You may also like the following posts and care plans:

Cardiac Care Plans


Nursing care plans about the different diseases of the cardiovascular system:

Pediatric Nursing Care Plans


Nursing care plans for pediatric conditions and diseases: 

Further Reading


Recommended books and resources:
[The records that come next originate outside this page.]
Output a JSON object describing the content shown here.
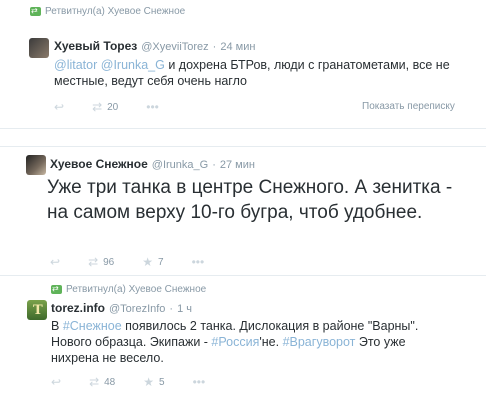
{
  "tweets": [
    {
      "retweet_line": "Ретвитнул(а) Хуевое Снежное",
      "name": "Хуевый Торез",
      "handle": "@XyeviiTorez",
      "time": "24 мин",
      "segments": [
        {
          "text": "@litator",
          "type": "link"
        },
        {
          "text": " ",
          "type": "text"
        },
        {
          "text": "@Irunka_G",
          "type": "link"
        },
        {
          "text": " и дохрена БТРов, люди с гранатометами, все не местные, ведут себя очень нагло",
          "type": "text"
        }
      ],
      "actions": {
        "reply_icon": "reply-icon",
        "retweet_icon": "retweet-icon",
        "retweet_count": "20",
        "more_icon": "more-icon"
      },
      "conversation_link": "Показать переписку"
    },
    {
      "name": "Хуевое Снежное",
      "handle": "@Irunka_G",
      "time": "27 мин",
      "text": "Уже три танка в центре Снежного. А зенитка - на самом верху 10-го бугра, чтоб удобнее.",
      "actions": {
        "reply_icon": "reply-icon",
        "retweet_icon": "retweet-icon",
        "retweet_count": "96",
        "favorite_icon": "star-icon",
        "favorite_count": "7",
        "more_icon": "more-icon"
      }
    },
    {
      "retweet_line": "Ретвитнул(а) Хуевое Снежное",
      "name": "torez.info",
      "handle": "@TorezInfo",
      "time": "1 ч",
      "segments": [
        {
          "text": "В ",
          "type": "text"
        },
        {
          "text": "#Снежное",
          "type": "hash"
        },
        {
          "text": " появилось 2 танка. Дислокация в районе \"Варны\". Нового образца. Экипажи - ",
          "type": "text"
        },
        {
          "text": "#Россия",
          "type": "hash"
        },
        {
          "text": "'не. ",
          "type": "text"
        },
        {
          "text": "#Врагуворот",
          "type": "hash"
        },
        {
          "text": " Это уже нихрена не весело.",
          "type": "text"
        }
      ],
      "actions": {
        "reply_icon": "reply-icon",
        "retweet_icon": "retweet-icon",
        "retweet_count": "48",
        "favorite_icon": "star-icon",
        "favorite_count": "5",
        "more_icon": "more-icon"
      }
    }
  ],
  "separator": "·",
  "colors": {
    "link": "#8ab4d6",
    "retweet_badge": "#5fb359",
    "meta": "#8899a6"
  }
}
  1. Nursing Care Plans: Diagnoses, Interventions, and Outcomes
  2. Nurse's Pocket Guide: Diagnoses, Prioritized Interventions and Rationales
  3. Nursing Diagnoses 2015-17: Definitions and Classification
  4. Diagnostic and Statistical Manual of Mental Disorders (DSM-V-TR)
  5. Manual of Psychiatric Nursing Care Planning
  6. Maternal Newborn Nursing Care Plans
  7. Delmar's Maternal-Infant Nursing Care Plans, 2nd Edition
  8. Maternal Newborn Nursing Care Plans